:: SUPPLIED INFORMATION ::

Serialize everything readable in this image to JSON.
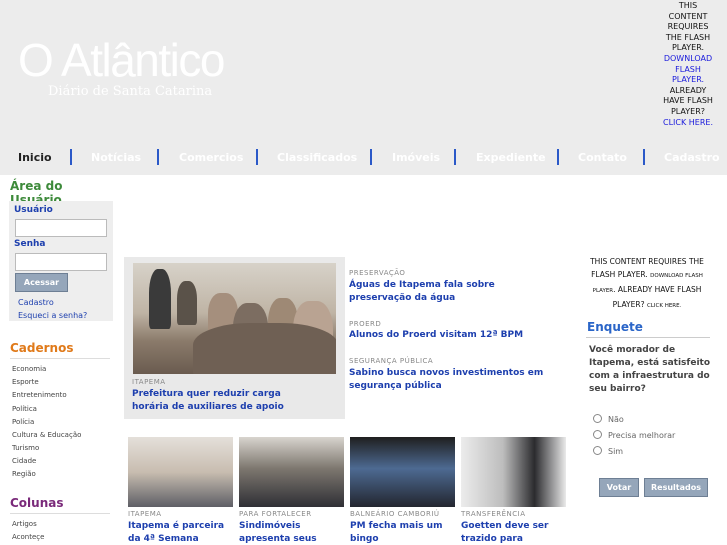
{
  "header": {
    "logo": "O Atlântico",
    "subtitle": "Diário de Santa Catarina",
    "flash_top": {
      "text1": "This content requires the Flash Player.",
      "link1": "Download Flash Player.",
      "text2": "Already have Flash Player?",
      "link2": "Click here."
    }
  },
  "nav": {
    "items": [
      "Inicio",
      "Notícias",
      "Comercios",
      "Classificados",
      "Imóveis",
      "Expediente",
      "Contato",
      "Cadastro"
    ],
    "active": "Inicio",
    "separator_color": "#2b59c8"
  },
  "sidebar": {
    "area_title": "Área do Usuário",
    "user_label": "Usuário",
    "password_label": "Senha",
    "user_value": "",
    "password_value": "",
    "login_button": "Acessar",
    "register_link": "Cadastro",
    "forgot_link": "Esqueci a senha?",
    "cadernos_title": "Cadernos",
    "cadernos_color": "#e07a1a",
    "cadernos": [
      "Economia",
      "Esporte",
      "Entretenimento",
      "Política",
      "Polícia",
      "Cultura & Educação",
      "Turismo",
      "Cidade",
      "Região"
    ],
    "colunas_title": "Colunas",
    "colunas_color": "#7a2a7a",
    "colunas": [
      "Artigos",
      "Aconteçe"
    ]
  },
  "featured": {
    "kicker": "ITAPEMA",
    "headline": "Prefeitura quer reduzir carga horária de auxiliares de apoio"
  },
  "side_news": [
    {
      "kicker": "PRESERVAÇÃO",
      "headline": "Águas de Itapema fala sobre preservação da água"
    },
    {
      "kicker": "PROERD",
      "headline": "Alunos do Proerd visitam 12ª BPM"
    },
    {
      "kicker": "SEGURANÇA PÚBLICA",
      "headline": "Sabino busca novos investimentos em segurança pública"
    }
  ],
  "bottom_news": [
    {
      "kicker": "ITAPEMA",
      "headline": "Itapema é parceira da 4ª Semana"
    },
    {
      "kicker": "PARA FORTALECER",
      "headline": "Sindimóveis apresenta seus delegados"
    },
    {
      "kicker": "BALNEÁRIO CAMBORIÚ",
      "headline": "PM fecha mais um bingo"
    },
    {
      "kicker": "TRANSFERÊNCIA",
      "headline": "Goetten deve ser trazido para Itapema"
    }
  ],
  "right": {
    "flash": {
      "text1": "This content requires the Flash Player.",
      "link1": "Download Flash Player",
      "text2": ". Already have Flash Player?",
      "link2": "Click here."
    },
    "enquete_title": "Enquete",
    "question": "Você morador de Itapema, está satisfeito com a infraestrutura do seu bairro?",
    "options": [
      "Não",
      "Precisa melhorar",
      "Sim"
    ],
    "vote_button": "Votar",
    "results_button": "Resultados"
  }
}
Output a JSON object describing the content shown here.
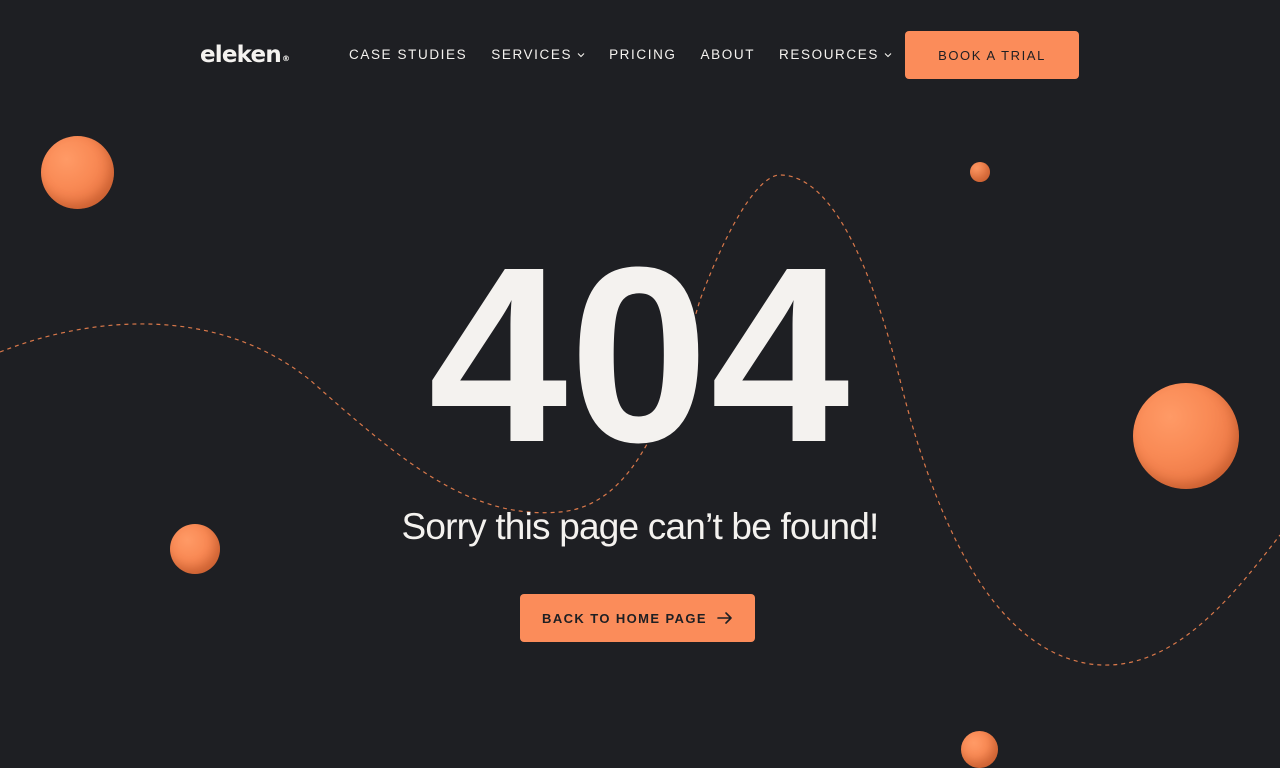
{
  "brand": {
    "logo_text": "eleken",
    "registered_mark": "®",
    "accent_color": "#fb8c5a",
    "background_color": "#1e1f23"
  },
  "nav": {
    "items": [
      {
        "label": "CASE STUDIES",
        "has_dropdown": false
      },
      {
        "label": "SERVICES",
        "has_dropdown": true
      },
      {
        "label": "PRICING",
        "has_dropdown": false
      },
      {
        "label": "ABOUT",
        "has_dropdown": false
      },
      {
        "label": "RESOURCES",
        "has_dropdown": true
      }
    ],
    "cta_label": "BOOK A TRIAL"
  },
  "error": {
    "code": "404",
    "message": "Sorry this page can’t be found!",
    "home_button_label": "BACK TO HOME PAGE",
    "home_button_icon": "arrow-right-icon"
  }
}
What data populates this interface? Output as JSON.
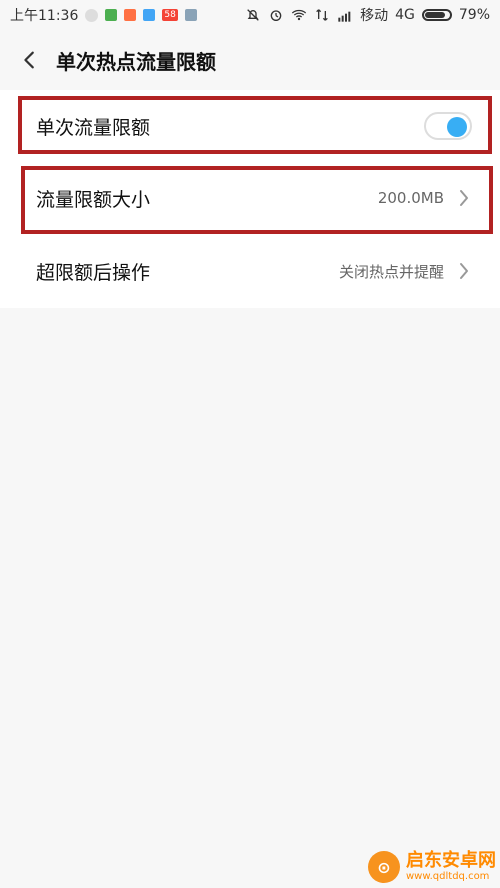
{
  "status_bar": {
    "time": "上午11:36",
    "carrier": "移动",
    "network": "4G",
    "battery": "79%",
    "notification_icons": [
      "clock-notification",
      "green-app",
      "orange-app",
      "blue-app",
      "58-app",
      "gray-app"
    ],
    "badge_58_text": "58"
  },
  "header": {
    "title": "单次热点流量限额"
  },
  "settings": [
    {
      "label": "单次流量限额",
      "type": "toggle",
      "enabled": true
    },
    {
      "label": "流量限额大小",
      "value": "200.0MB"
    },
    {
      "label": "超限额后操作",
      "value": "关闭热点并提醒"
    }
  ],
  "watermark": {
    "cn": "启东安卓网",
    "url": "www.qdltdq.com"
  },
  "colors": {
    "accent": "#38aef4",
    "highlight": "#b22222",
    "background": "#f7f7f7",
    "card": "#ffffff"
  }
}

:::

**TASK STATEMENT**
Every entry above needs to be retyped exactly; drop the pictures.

**RESPONSE BELOW**
Serialize everything readable in this image to JSON.
{
  "header": {
    "logo": "O Atlântico",
    "subtitle": "Diário de Santa Catarina",
    "flash_top": {
      "text1": "This content requires the Flash Player.",
      "link1": "Download Flash Player.",
      "text2": "Already have Flash Player?",
      "link2": "Click here."
    }
  },
  "nav": {
    "items": [
      "Inicio",
      "Notícias",
      "Comercios",
      "Classificados",
      "Imóveis",
      "Expediente",
      "Contato",
      "Cadastro"
    ],
    "active": "Inicio",
    "separator_color": "#2b59c8"
  },
  "sidebar": {
    "area_title": "Área do Usuário",
    "user_label": "Usuário",
    "password_label": "Senha",
    "user_value": "",
    "password_value": "",
    "login_button": "Acessar",
    "register_link": "Cadastro",
    "forgot_link": "Esqueci a senha?",
    "cadernos_title": "Cadernos",
    "cadernos_color": "#e07a1a",
    "cadernos": [
      "Economia",
      "Esporte",
      "Entretenimento",
      "Política",
      "Polícia",
      "Cultura & Educação",
      "Turismo",
      "Cidade",
      "Região"
    ],
    "colunas_title": "Colunas",
    "colunas_color": "#7a2a7a",
    "colunas": [
      "Artigos",
      "Aconteçe"
    ]
  },
  "featured": {
    "kicker": "ITAPEMA",
    "headline": "Prefeitura quer reduzir carga horária de auxiliares de apoio"
  },
  "side_news": [
    {
      "kicker": "PRESERVAÇÃO",
      "headline": "Águas de Itapema fala sobre preservação da água"
    },
    {
      "kicker": "PROERD",
      "headline": "Alunos do Proerd visitam 12ª BPM"
    },
    {
      "kicker": "SEGURANÇA PÚBLICA",
      "headline": "Sabino busca novos investimentos em segurança pública"
    }
  ],
  "bottom_news": [
    {
      "kicker": "ITAPEMA",
      "headline": "Itapema é parceira da 4ª Semana"
    },
    {
      "kicker": "PARA FORTALECER",
      "headline": "Sindimóveis apresenta seus delegados"
    },
    {
      "kicker": "BALNEÁRIO CAMBORIÚ",
      "headline": "PM fecha mais um bingo"
    },
    {
      "kicker": "TRANSFERÊNCIA",
      "headline": "Goetten deve ser trazido para Itapema"
    }
  ],
  "right": {
    "flash": {
      "text1": "This content requires the Flash Player.",
      "link1": "Download Flash Player",
      "text2": ". Already have Flash Player?",
      "link2": "Click here."
    },
    "enquete_title": "Enquete",
    "question": "Você morador de Itapema, está satisfeito com a infraestrutura do seu bairro?",
    "options": [
      "Não",
      "Precisa melhorar",
      "Sim"
    ],
    "vote_button": "Votar",
    "results_button": "Resultados"
  }
}
Output a JSON object describing the content shown here.
{
  "brand": {
    "logo_text": "eleken",
    "registered_mark": "®",
    "accent_color": "#fb8c5a",
    "background_color": "#1e1f23"
  },
  "nav": {
    "items": [
      {
        "label": "CASE STUDIES",
        "has_dropdown": false
      },
      {
        "label": "SERVICES",
        "has_dropdown": true
      },
      {
        "label": "PRICING",
        "has_dropdown": false
      },
      {
        "label": "ABOUT",
        "has_dropdown": false
      },
      {
        "label": "RESOURCES",
        "has_dropdown": true
      }
    ],
    "cta_label": "BOOK A TRIAL"
  },
  "error": {
    "code": "404",
    "message": "Sorry this page can’t be found!",
    "home_button_label": "BACK TO HOME PAGE",
    "home_button_icon": "arrow-right-icon"
  }
}
What data populates this interface? Output as JSON.
{
  "status_bar": {
    "time": "上午11:36",
    "carrier": "移动",
    "network": "4G",
    "battery": "79%",
    "notification_icons": [
      "clock-notification",
      "green-app",
      "orange-app",
      "blue-app",
      "58-app",
      "gray-app"
    ],
    "badge_58_text": "58"
  },
  "header": {
    "title": "单次热点流量限额"
  },
  "settings": [
    {
      "label": "单次流量限额",
      "type": "toggle",
      "enabled": true
    },
    {
      "label": "流量限额大小",
      "value": "200.0MB"
    },
    {
      "label": "超限额后操作",
      "value": "关闭热点并提醒"
    }
  ],
  "watermark": {
    "cn": "启东安卓网",
    "url": "www.qdltdq.com"
  },
  "colors": {
    "accent": "#38aef4",
    "highlight": "#b22222",
    "background": "#f7f7f7",
    "card": "#ffffff"
  }
}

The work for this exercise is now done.